By not staying in touch, being top of mind, and passing some sniff tests, you are, in effect, diminishing your odds of crossing bridges. By not doing those things, you force your first degree connections to act like bridge trolls.
In the back of my mind, I hear these takeaways all sound very cliche. “Work your network.” “Ask for referrals.” “Be of service.” “Build relationships.”
But learning about it from this perspective has helped me understand how to evaluate the potential effectiveness of different content marketing activities.
To me, drawing connections between network analysis relying on connected data with graph algorithms to predict and surface opportunity, as a reflection of how people act in the real world is the fascinating, challenging, hard part.
So when someone says, “keep in touch with your network,” it sounds cliche, but the value should not be understated.
You only have your network.
In the larger context of your expertise, you are:
- plugged in to those with large and/or important audiences
- building relationships with those with audiences
- known to them and their audiences
Your current approach to content amplification determines your trajectory here.

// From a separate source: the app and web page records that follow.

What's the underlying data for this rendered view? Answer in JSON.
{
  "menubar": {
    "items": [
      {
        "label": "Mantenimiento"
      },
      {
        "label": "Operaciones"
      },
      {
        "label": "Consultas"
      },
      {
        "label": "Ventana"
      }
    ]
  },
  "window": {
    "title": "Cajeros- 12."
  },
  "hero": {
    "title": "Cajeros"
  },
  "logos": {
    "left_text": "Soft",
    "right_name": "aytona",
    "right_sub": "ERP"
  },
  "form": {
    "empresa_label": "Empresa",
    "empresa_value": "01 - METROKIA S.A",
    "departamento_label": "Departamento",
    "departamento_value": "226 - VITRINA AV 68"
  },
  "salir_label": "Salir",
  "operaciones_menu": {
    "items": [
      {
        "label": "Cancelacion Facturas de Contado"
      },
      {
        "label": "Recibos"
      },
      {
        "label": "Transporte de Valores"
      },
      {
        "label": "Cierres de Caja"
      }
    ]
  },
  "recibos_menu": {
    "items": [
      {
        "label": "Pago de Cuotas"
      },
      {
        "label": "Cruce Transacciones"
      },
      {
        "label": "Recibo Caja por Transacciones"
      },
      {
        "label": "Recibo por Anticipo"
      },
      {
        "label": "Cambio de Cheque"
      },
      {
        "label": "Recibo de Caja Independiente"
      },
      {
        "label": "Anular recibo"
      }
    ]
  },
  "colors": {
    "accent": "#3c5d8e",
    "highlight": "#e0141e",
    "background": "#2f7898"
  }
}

I want to make sure you understand this matters for getting awareness from the right audiences.
And therefore, it matters for SEO. The proxies for expertise, authority, and trust that Google cares about are byproducts of being well-connected.
What proxies? Links! Links to your content from authoritative sources are the easiest to crawl, index, and understand reflection of authority for search engines.
But links are just one way. What other proxies? Entity-relationship mappings. You are associated with who? What organization? What credentials? What subject matter? What conferences have you spoken at?Who is mentioning you? Who is talking about and building upon your work?
If these lines are not easy to draw, and for many of you, they are not (just look at your about page), then those relationships between ideas, subject matter, other experts, are hidden. Others will get the credit.
You cannot be a well-regarded, impactful expert in a field without being acknowledged as such.
If your business hasn’t seen a major jump in the past few years, if instead it has been a bit of a grind (whether pleasant or not), if it feels like your content doesn’t perform as well as it should, it’s likely because of a few things:
- You are trying to build up your own popularity as influence in a traditional sense as opposed to creating in-roads to new networks. This is the crawl and hustle your way to notoriety approach. It looks like a bag of tactics, cross-post to lots of social platforms, pay an offshore resource to do SEO things you don’t understand, throw squeeze landing pages on newly registered domains, etc..
- You are likely sitting at the same lunch table with the same friends everyday instead of mixing in new tables (or sitting at the wrong new tables). I get it. As we get older, we want to refine our friend circle, settle into a rhythm with work, and it’s hard to tell which new tables are worth sitting at.
- You do not realize the value of your current network. You do not see them as shortest paths to where you want to go, because you cannot see their networks. Those in your network are 5, 10 years further along in a career and sophistication of their own networks from when you last touched based 5 or 10 years ago. The value of your network appreciates everyday, but without contact, the strength of those ties, decay.
- The way you think of and approach collaborators vs competitors is unproductive. Aside: as personal brands, we need to treat other personal brands as collaborators, and larger orgs that would want to leverage us as collaborators, but also have a very good understanding of our audience’s options and how they think about solving their problems, beyond, for example, who to buy an info product from.
- You do not pass a sniff test at being good enough at your craft for those around you to refer you. This doesn’t nec mean you aren’t good at your craft, it’s that people don’t know it. We lost a $100k website oppt at Inbound Found last year that would have been a great fit because we hadn’t updated our portfolio and site in 4 years.
Okay, enough for today!